No Pretty Prayer explores the gritty character of an old seaside neighborhood in the oldest seaport in America. Known locally as the Fort, the enclave has long served as the working heart of Gloucester, Massachusetts' marine industrial economy and as home to the city's Sicilian community. The film examines how this mix of industry and culture has fused the character of this place and its people over the past one hundred years. With the threat of neighborhood gentrification as a haunting backdrop, the film invites viewers to contemplate what it means to sustain cherished roots to a humble place that the broader world threatens to erase and forget in time. Film maker, Sal Zerilli, and long time Gloucester resident, Jimmy Tarantino, will lead a discussion following the screening.

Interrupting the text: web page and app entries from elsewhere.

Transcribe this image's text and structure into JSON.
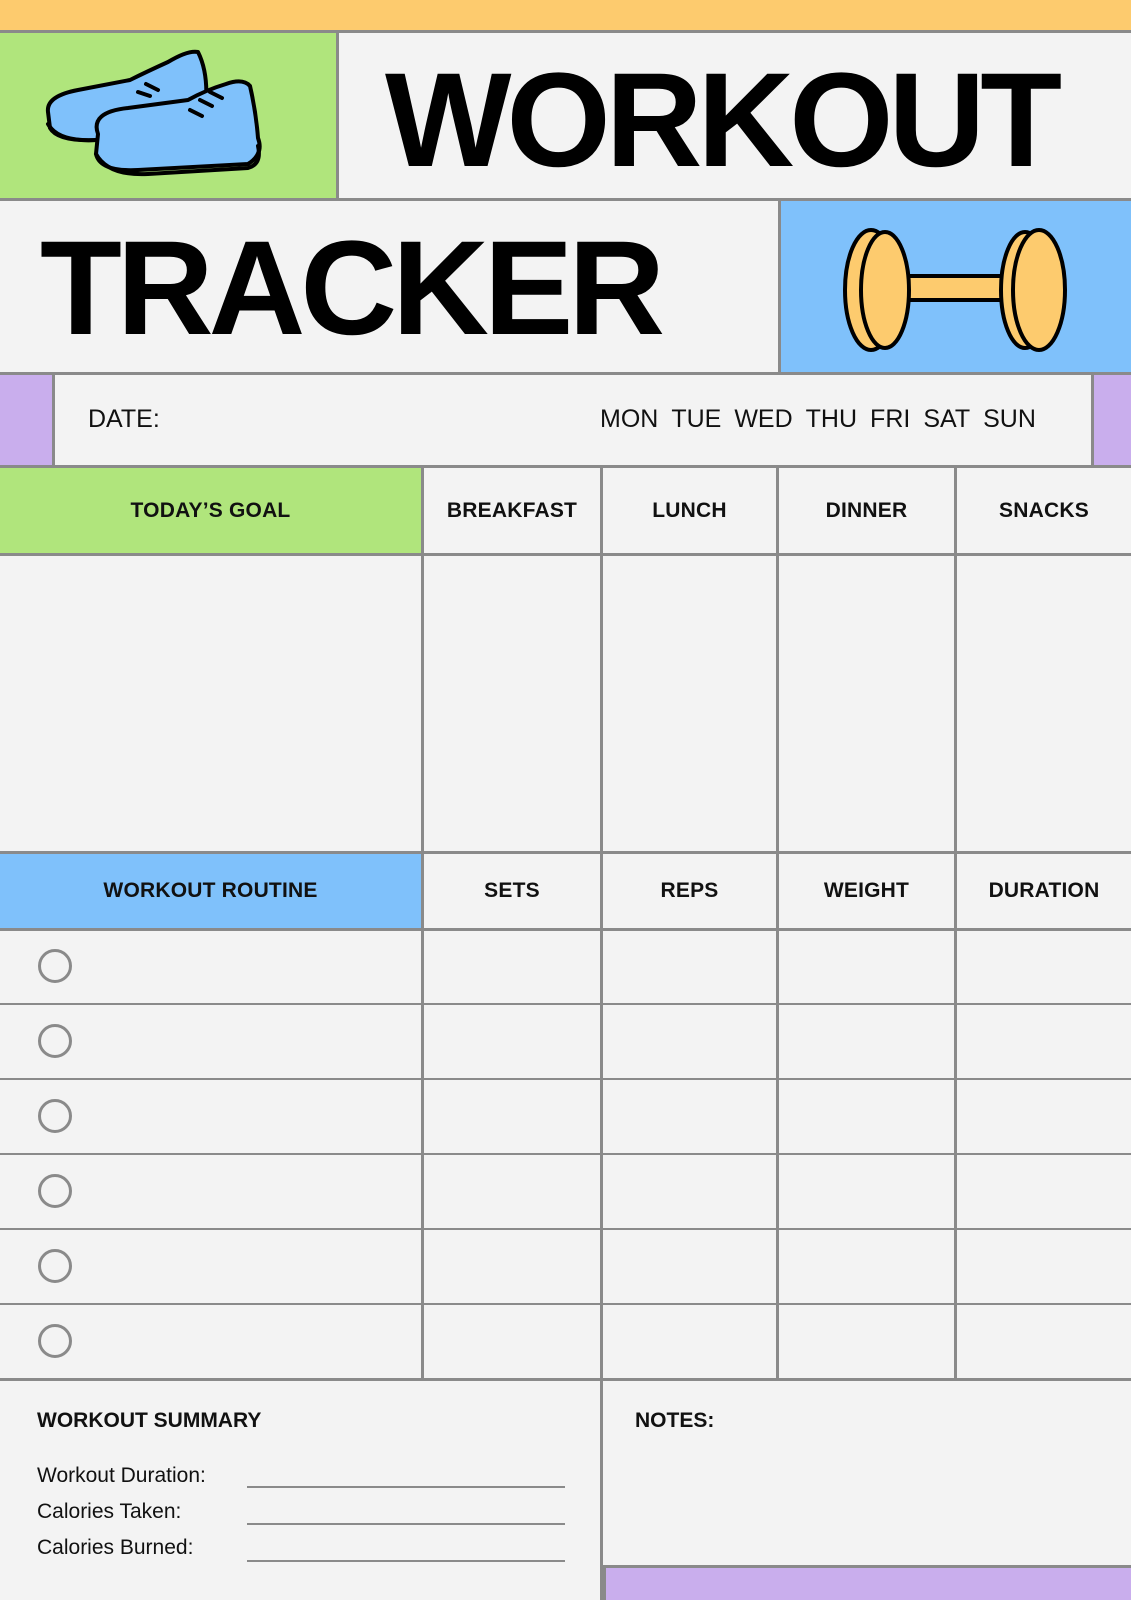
{
  "title": {
    "line1": "WORKOUT",
    "line2": "TRACKER"
  },
  "date_row": {
    "label": "DATE:",
    "days": [
      "MON",
      "TUE",
      "WED",
      "THU",
      "FRI",
      "SAT",
      "SUN"
    ]
  },
  "meals_header": {
    "goal": "TODAY’S GOAL",
    "breakfast": "BREAKFAST",
    "lunch": "LUNCH",
    "dinner": "DINNER",
    "snacks": "SNACKS"
  },
  "routine_header": {
    "routine": "WORKOUT ROUTINE",
    "sets": "SETS",
    "reps": "REPS",
    "weight": "WEIGHT",
    "duration": "DURATION"
  },
  "summary": {
    "title": "WORKOUT SUMMARY",
    "fields": [
      "Workout Duration:",
      "Calories Taken:",
      "Calories Burned:"
    ]
  },
  "notes": {
    "label": "NOTES:"
  },
  "icons": [
    "sneakers-icon",
    "dumbbell-icon",
    "checkbox-circle-icon"
  ],
  "colors": {
    "yellow": "#fdcb6e",
    "green": "#b0e57c",
    "blue": "#7fc1fb",
    "purple": "#c9aeed",
    "background": "#f3f3f3",
    "line": "#8a8a8a"
  }
}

The Working Waterfront Festival is a project of the Community Economic Development Center of Southeastern MA, a non-profit organization. The free festival, a family friendly, educational celebration of New England's commercial fishing industry, features live maritime and ethnic music, fishermen's contests, fresh seafood, vessel tours, author readings, cooking demonstrations, kid's activities and more. It all takes place on working piers and waterfront parks in New Bedford, MA, America's #1 fishing port, on the last full weekend in September, this year on September 28 and 29. www.workingwaterfrontfestival.org.
New Bedford Whaling National Historical Park was established by Congress in 1996 to help preserve and interpret America’s nineteenth century whaling industry. The park, which encompasses a 13-block National Historic Landmark District, is the only National Park Service area addressing the history of the whaling industry and its influence on the economic, social, and environmental history of the United States. The National Park visitor center is located at 33 William Street in downtown New Bedford. It is open seven days a week, from 9 AM-5 PM, and offers information, exhibits, and a free orientation movie every hour on the hour from 10 AM-3 PM. For more information, call the visitor center at 508-996-4095, go to www.nps.gov/nebe, or visit the park’s Facebook page at http://www.facebook.com/NBWNHP
Did You Know?
By the 1840s, black sailors constituted about one-sixth of the labor force; and by 1900, West Indians, Azoreans, and Cape Verdeans had become a majority.